temperature of the radiating black body: λm = b/T where λm is the wavelength of maximum intensity; b
is a constant; and T is the absolute temperature. The Wien
displacement constant b is equal to 0.28978 centimeter-degree. Also called
Wien displacement law .
- This law, established experimentally by Wien in 1896, describes the
manner in which the wavelength of maximum radiation shifts toward shorter
values as the temperature of a radiator rises. It is to be distinguished from
distribution law which describes the variation with temperature of the
intensity of emission at any wavelength. Wien displacement law is used to
compute the color temperature of a radiator by insertion of its wavelength of
peak intensity into the above equation to compute T.
- wind axis
- Any one of a system of mutually perpendicular reference axis established
with respect to the undisturbed wind direction about an aircraft or similar
body. See axis,
- 1. Any device introduced into the atmosphere for producing an appreciable
usually for tracking some airborne device or as a tracer of wind.
- 2. A World War II code name for a type of radar-jamming
device employed to confuse the operators of enemy radars (also referred to by
the code names of rope, chaff , and clutter ).
- One type of window consists of packages containing thousands of small
strips of paperbacked tinfoil which may be dropped from aircraft and balloons,
ejected from rockets, and carried within balloons. The packages burst open
upon ejection, scattering the tinfoil widely, producing a radar echo which
looks like a small shower or a tight formation of aircraft on
- 3. Any gap in a linear continuum, as
atmospheric windows , ranges of wavelengths in the
electromagnetic spectrum to which the atmosphere is transparent, or firing
windows , intervals of time during which conditions are favorable for
launching a spacecraft on a specific mission.
- wind shear
- See barotropic
- wind tunnel
- A tubelike structure or passage, sometimes continuous, together with its
adjuncts, in which a high-speed movement of air or other gas is produced, as
by a fan, and within which objects such as engines or aircraft, airfoils,
rockets (or models of these objects), etc., are placed to investigate the airflow about
them and the aerodynamic
forces acting upon them.
- Tunnels are designated by the means used to produce the gas flow, as
hot shot tunnel, arc tunnel, blow down tunnel; by the speed range, as
supersonic tunnel, hypersonic tunnel; or by the medium used, as plasma tunnel,
light gas tunnel.
- wind-tunnel balance
- A device or apparatus that measures the aerodynamic forces and moments acting
upon a body tested in a wind
- winter solstice
- 1. That point on the ecliptic
occupied by the sum at maximum southerly declination.
Sometimes called December solstice, first point of Capricornus .
- 2. That instant at which the sun reaches the point of maximum southerly
declination, about December 22.
- Sometimes used as the equivalent of radio, particularly in British
- wire link telemetry
- Telemetry in
which no radio
link is used. Also called hard wire telemetry .
- Wolf number = relative sunspot number.

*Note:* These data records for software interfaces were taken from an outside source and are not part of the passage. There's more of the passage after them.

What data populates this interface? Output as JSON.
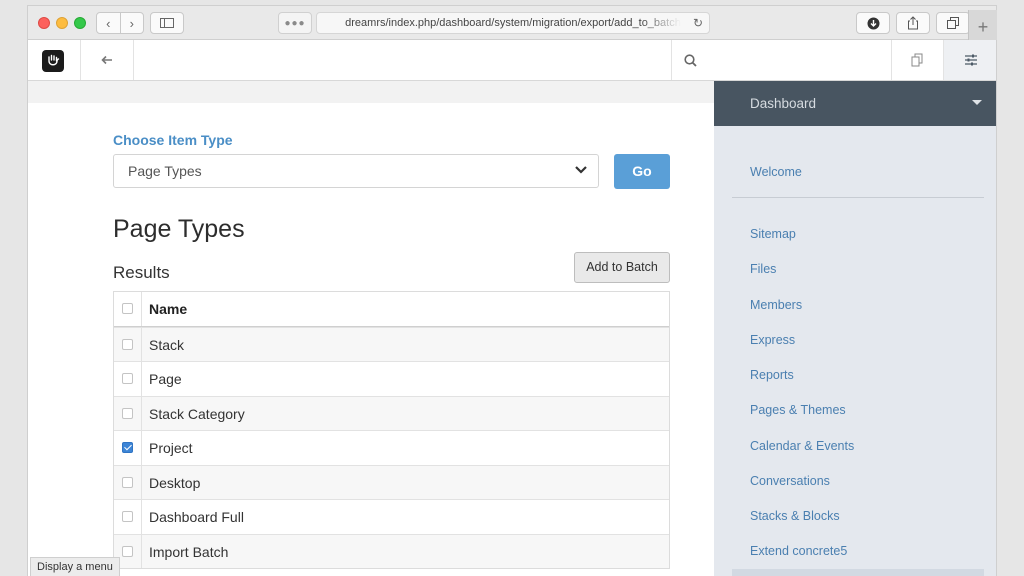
{
  "browser": {
    "url": "dreamrs/index.php/dashboard/system/migration/export/add_to_batch",
    "new_tab_label": "+"
  },
  "toolbar": {
    "logo_icon": "concrete5-hand-logo",
    "back_icon": "arrow-left-icon",
    "search_icon": "search-icon",
    "pages_icon": "pages-icon",
    "settings_icon": "sliders-icon"
  },
  "main": {
    "choose_label": "Choose Item Type",
    "select_value": "Page Types",
    "go_label": "Go",
    "page_title": "Page Types",
    "results_label": "Results",
    "add_to_batch_label": "Add to Batch",
    "table": {
      "header": "Name",
      "rows": [
        {
          "name": "Stack",
          "checked": false
        },
        {
          "name": "Page",
          "checked": false
        },
        {
          "name": "Stack Category",
          "checked": false
        },
        {
          "name": "Project",
          "checked": true
        },
        {
          "name": "Desktop",
          "checked": false
        },
        {
          "name": "Dashboard Full",
          "checked": false
        },
        {
          "name": "Import Batch",
          "checked": false
        }
      ]
    }
  },
  "dashboard": {
    "title": "Dashboard",
    "items": [
      "Welcome",
      "Sitemap",
      "Files",
      "Members",
      "Express",
      "Reports",
      "Pages & Themes",
      "Calendar & Events",
      "Conversations",
      "Stacks & Blocks",
      "Extend concrete5"
    ]
  },
  "status_tooltip": "Display a menu",
  "colors": {
    "accent": "#4a8ec6",
    "go_button": "#5a9fd7",
    "dashboard_header": "#485561",
    "dashboard_bg": "#e4e8ee"
  }
}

- Wolf-Wolfer-Wolfest number = relative sunspot number.
- In electronic computers, an ordered set of characters
which is the normal unit in which information
may be stored, transmitted, or operated upon within a computer.

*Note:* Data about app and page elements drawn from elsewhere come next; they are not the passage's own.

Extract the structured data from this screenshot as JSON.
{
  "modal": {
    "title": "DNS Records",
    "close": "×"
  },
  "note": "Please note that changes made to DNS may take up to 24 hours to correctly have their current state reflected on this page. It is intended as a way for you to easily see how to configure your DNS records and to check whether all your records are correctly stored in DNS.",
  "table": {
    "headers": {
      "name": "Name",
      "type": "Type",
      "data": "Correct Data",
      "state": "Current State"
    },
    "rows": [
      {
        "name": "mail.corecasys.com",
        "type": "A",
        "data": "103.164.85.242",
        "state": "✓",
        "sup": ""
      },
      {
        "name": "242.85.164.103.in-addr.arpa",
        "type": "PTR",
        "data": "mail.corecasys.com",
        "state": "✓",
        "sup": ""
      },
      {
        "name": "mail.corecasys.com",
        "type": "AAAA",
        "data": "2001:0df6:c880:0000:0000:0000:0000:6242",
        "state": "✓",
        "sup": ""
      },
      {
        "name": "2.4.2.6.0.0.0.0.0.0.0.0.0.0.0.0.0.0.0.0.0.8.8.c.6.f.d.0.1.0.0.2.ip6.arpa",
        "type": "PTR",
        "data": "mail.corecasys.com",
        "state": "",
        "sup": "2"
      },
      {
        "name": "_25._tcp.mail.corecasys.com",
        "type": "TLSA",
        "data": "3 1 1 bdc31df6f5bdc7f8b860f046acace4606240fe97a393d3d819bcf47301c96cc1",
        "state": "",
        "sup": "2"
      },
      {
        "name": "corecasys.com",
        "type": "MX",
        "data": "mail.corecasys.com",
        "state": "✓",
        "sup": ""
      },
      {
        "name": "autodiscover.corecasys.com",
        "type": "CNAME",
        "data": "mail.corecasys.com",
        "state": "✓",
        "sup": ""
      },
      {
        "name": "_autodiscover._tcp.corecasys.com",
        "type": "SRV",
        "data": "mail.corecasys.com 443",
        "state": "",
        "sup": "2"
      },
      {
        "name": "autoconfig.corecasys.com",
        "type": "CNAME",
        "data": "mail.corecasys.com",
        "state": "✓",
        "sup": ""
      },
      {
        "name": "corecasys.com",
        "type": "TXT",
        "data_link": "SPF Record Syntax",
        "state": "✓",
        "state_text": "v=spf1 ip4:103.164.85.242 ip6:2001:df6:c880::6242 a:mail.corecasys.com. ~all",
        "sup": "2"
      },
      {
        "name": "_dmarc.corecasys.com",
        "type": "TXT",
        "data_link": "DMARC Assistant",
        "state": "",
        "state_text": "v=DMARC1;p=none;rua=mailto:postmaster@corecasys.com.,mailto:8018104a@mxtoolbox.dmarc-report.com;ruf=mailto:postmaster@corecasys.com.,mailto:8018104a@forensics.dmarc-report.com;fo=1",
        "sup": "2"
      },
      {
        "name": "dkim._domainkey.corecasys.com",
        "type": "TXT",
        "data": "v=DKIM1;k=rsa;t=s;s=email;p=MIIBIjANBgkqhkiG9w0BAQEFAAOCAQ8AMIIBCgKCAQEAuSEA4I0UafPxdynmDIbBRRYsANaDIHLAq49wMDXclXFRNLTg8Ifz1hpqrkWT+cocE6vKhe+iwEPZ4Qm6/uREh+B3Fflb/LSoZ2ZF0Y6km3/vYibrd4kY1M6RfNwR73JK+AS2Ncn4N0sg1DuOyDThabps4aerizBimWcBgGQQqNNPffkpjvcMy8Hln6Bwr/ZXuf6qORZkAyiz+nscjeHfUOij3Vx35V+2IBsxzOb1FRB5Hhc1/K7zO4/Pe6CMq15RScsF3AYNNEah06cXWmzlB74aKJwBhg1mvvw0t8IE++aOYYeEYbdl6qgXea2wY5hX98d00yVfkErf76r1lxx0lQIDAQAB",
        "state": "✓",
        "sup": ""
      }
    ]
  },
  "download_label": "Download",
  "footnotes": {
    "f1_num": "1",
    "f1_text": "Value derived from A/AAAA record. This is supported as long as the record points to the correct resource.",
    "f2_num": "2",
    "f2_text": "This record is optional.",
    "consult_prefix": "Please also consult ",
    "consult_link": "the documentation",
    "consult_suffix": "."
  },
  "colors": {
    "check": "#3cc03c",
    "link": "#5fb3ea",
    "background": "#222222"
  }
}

- word rate
- In computer
operations, the frequency
derived from the elapsed period between the beginning of transmission of one

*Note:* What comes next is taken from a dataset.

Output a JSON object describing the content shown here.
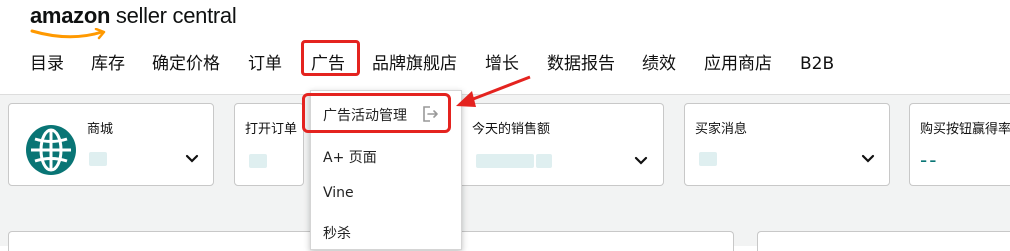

word and the
beginning of transmission of the next word.
- work (symbol W )
resulting from the motion of a system against a force and
existing only during the process of energy conversion.
- work function
- The energy required
for an electron to
escape a solid surface. See Helmholtz
- In ion engines, the work function of the ionizer must be greater than
potential of the neutral atoms in the propellant gas.
- working fluid
- A fluid
(gas or liquid) used as the medium for the transfer of energy from one
part of a system to
- World Geographic Reference System
- A geographic reference system for the world, used in the Air Force for
aircraft position reports and target designation, and for the control and
direction of air units engaged in air defense, air-sea rescue, and tactical
- The short title for this system is georef.
- In computer terminology, record.